A function conducted by Kamala Shakya Foundation in Dhulikhel. Photo: Madhusudan Guragain/Republica
BANEPA, June 30: After losing his wife Kamala Shakya to cervical cancer, Swayambhuraj Shakya of Dhulikhel-2 geared himself up for a campaign to make sure that no other woman dies the death of his wife.
Shakya currently lives in Texas, America with his family. Despite being associated with the nursing profession and living in a well-developed country, they were not able to trace the illness on time. So, it's obvious for him to support this campaign. Kamala had undergone every single treatment meant for cancer from the November of 2017 but in vain. She breathed her last on April 18, 2018.
"I did everything possible to encourage her to fight back cancer. I gave her examples of Manisha Koirala and many more. She too had agreed to return to Dhulikhel and participate in awareness programs against cancer after her treatment," recalls Shakya. He says it would have been possible to save her if they had found out about her illness on time. "Though doctors had clearly told us that she is not going to survive for long, we still had a ray of hope," he added.
Shakya and his wife had fled to the US 22 years ago for their higher studies in nursing and Information Technology respectively. After completing studies, they had planned to gain some experience, return to their own country and continue working in their respective fields here. They had also planned to educate their children at Kathmandu University.
"However, all those dreams which we had seen together have been shattered now," said Shakya who was seen it Dhulikhel Hospital some days ago. Shakya was going through the pain of losing his wife, when Suraj Poudel, a real estate businessman who works in Texas, convinced him to do something to keep his wife's work alive. Despite being a nurse, Shakya's wife was widely involved in social work too. So, in respect of her work and contribution, Suraj along with some friends established the Kamala Shakya Foundation.

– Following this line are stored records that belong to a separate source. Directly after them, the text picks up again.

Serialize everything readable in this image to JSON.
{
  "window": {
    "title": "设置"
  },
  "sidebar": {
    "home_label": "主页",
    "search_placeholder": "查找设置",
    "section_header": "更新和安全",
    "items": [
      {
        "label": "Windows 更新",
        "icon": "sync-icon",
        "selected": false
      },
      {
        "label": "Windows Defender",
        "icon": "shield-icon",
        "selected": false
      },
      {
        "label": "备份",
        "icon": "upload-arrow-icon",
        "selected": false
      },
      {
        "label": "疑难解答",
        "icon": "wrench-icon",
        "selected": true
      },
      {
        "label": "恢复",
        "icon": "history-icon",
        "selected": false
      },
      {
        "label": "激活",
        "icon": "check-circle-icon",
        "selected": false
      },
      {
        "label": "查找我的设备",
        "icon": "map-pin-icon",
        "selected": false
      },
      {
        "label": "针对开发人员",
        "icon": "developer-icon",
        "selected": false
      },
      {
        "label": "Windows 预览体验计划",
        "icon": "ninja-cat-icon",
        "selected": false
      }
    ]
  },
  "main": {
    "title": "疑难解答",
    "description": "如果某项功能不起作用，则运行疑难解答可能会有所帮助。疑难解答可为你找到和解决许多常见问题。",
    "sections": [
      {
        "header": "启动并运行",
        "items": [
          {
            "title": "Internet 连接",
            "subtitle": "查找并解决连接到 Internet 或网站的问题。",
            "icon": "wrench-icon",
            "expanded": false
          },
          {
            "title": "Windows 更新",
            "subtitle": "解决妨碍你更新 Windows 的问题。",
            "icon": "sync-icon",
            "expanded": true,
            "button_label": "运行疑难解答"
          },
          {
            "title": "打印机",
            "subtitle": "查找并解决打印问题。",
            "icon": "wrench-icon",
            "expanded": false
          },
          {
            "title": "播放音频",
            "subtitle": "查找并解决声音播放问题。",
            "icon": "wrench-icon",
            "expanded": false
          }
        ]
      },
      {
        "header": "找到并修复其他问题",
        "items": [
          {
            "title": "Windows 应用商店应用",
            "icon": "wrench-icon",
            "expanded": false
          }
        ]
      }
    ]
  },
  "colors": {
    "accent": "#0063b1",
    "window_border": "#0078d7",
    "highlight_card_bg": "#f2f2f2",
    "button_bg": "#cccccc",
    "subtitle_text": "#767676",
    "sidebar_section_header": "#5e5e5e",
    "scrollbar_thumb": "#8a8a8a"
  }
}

Since then, this foundation has been running a campaign to save women from cervical cancer. It provides free checkups for women to test their ovaries. They have even raised a fund of USD 32,000 to save hundreds of women like Kamala. "We have coordinated with Dhulikhel Hospital for the campaign as it will be easier and cheaper for the women to treat cervical cancer if it can be diagnosed on time," said Suraj, who is also the founding chief of the foundation.
The foundation has provided two machines required for colposcopy and cameras to the Gynecology and Obstetrics Department of the hospital. Gynaecologist and Associate Professor Dr Sunila Shakya had received the equipment on behalf of the hospital in the presence of Dr Rajendra Koju, Dean of Kathmandu University, and School of Medical Sciences. "Cervical cancer is the second most common problem among women after breast cancer," said Dr Shakya.
She added that every year around 200,000 to 300,000 women in the world die of cervical cancer. "This rate is high in Nepal too," she said. Vaccine can save lives
The major reason behind cervical cancer is Humanpapiloma Virus (HPV). In developed countries, various organizations started vaccination programs against HPV in 2006 but in Nepal only a few organizations are doing that. Most women don't have access to it as it is expensive. In order to avoid cervical cancer, girls aged from 9- 14 can have this vaccine.